From the street, this 18th-century stone residence blends in inconspicuously with its neighbors in the old city of Safed in the north of Israel. Architects Henkin Irit and Shavit Zohar preserved the historic shell, while introducing contemporary elements to the interior including concrete, wood, steel, and glass.
With mountains as its backdrop, this modern Mexico home was built on the only area of its site without trees. Rough, natural basaltic stone makes up the home’s exterior, and the surrounding vegetation grows around and within the built structure.
The renovation of this old stone structure by Wespi de Meuron Romeo architects was, at times, as much archeology as architecture. The small square in front of the home, the only in the village of Scaiano, dates the building, a former brandy distillery fortified with both spiritis and stone walls. After reinforcing the roof and replacing the wood beam floors with concrete, the team started to dig in.
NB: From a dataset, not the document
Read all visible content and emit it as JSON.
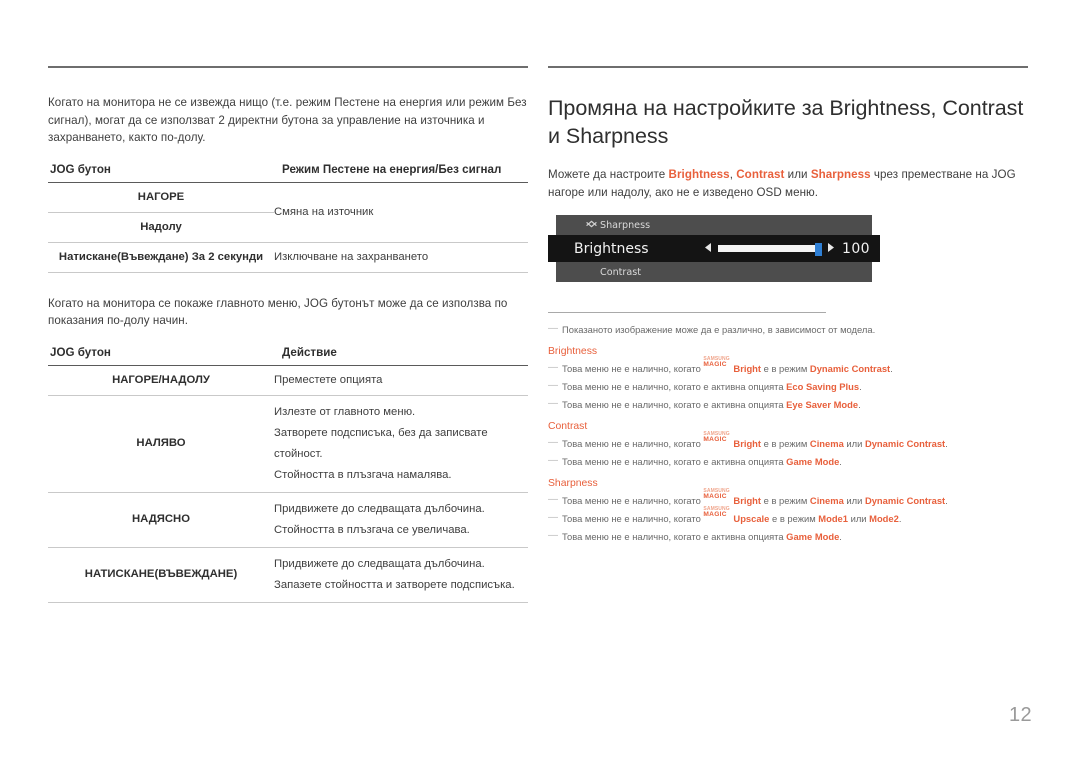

A couple in northern Italy traded a cramped flat for this renovated farmhouse in the country. Architect Filippo Caprioglio paired the indigenous sandstone of the existing structure with teak mounted on two-foot-wide panels.
Architect Matali Crasset turned this stone farmhouse into a flexible, open environment for a Parisian jewelry designer and her many houseguests.